Airbnb’s executives also understood customers’ fears about health and safety, so they introduced “Enhanced Cleaning” procedures and recommended hosts increase the time between guest stays. The changes were not mandatory, but hosts who adopted them were given a badge to display on their listings, thus conveying transparency and reassuring concerned customers.
Provide for Your People
When Airbnb laid off nearly 2,000 employees, 25% of its workforce, back in May, Chesky was praised for the humility and sincerity with which he addressed employees. But in addition to compassion, the company provided real help for laid-off employees. They were allowed to keep company-issued laptops and U.S. employees received a year of health insurance. Airbnb posted a talent directory of departing employees so other employers could tap them as potential hires. More recently the company reinstated its employee bonus program and has started to rehire laid-off employees.
It also provided for hosts, who are considered as much a part of the Airbnb team as employees are. Early on, it pledged $250 million to help reimburse hosts for canceled stays and launched a $10 million fund to help them pay their mortgages. It just announced the creation of an endowment fund for giving hosts grants to cover educational support, safety tools, or aid in natural disasters.
Prioritize To Survive the Pandemic
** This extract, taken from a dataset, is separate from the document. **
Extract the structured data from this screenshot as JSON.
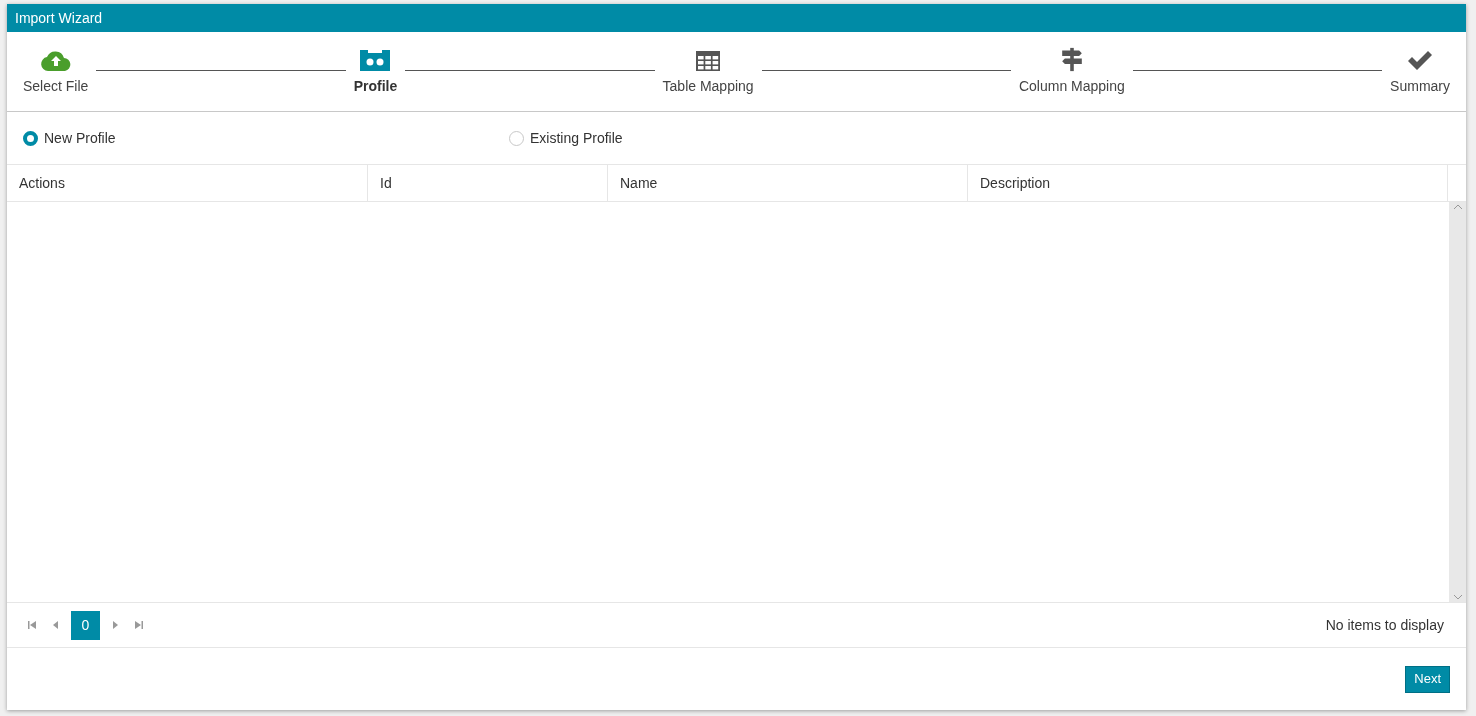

History has shown that successful turnarounds are usually guided by a few key priorities. Chesky and the leaders at Airbnb directed their efforts on the core business, customer emotions, and employee needs. As a result, they’ve resurrected their rental inventory and future bookings and nearly doubled the company’s value; and Airbnb masterclass is now expected to become the most valuable hospitality firm in the world and one of the world’s 10 strongest brands. Adopt these survival strategies and they will become your success formula.